[Opening Task data section]

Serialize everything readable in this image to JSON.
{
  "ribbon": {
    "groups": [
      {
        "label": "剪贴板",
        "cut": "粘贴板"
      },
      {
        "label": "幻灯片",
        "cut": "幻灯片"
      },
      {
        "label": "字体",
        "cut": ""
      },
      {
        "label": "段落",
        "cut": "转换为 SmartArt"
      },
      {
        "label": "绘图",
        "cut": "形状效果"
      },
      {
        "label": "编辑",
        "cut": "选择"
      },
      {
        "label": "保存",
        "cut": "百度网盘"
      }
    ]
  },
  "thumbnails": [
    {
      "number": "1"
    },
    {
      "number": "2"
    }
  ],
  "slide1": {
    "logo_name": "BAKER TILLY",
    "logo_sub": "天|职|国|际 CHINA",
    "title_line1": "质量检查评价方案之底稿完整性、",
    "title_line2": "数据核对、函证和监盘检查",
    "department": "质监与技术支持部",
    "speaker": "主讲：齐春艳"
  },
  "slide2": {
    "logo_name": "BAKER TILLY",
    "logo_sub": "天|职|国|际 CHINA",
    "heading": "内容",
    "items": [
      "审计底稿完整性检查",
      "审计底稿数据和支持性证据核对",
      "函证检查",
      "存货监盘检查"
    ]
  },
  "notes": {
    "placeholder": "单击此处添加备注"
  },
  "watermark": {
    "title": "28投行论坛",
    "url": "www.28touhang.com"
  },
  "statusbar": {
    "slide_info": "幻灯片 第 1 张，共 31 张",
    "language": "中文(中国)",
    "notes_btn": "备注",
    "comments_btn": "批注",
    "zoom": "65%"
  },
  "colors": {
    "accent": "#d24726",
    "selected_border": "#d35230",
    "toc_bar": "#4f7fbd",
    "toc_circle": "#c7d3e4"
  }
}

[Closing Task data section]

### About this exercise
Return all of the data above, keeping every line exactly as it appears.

### Result for this task
Serialize everything readable in this image to JSON.
{
  "ribbon": {
    "groups": [
      {
        "label": "剪贴板",
        "cut": "粘贴板"
      },
      {
        "label": "幻灯片",
        "cut": "幻灯片"
      },
      {
        "label": "字体",
        "cut": ""
      },
      {
        "label": "段落",
        "cut": "转换为 SmartArt"
      },
      {
        "label": "绘图",
        "cut": "形状效果"
      },
      {
        "label": "编辑",
        "cut": "选择"
      },
      {
        "label": "保存",
        "cut": "百度网盘"
      }
    ]
  },
  "thumbnails": [
    {
      "number": "1"
    },
    {
      "number": "2"
    }
  ],
  "slide1": {
    "logo_name": "BAKER TILLY",
    "logo_sub": "天|职|国|际 CHINA",
    "title_line1": "质量检查评价方案之底稿完整性、",
    "title_line2": "数据核对、函证和监盘检查",
    "department": "质监与技术支持部",
    "speaker": "主讲：齐春艳"
  },
  "slide2": {
    "logo_name": "BAKER TILLY",
    "logo_sub": "天|职|国|际 CHINA",
    "heading": "内容",
    "items": [
      "审计底稿完整性检查",
      "审计底稿数据和支持性证据核对",
      "函证检查",
      "存货监盘检查"
    ]
  },
  "notes": {
    "placeholder": "单击此处添加备注"
  },
  "watermark": {
    "title": "28投行论坛",
    "url": "www.28touhang.com"
  },
  "statusbar": {
    "slide_info": "幻灯片 第 1 张，共 31 张",
    "language": "中文(中国)",
    "notes_btn": "备注",
    "comments_btn": "批注",
    "zoom": "65%"
  },
  "colors": {
    "accent": "#d24726",
    "selected_border": "#d35230",
    "toc_bar": "#4f7fbd",
    "toc_circle": "#c7d3e4"
  }
}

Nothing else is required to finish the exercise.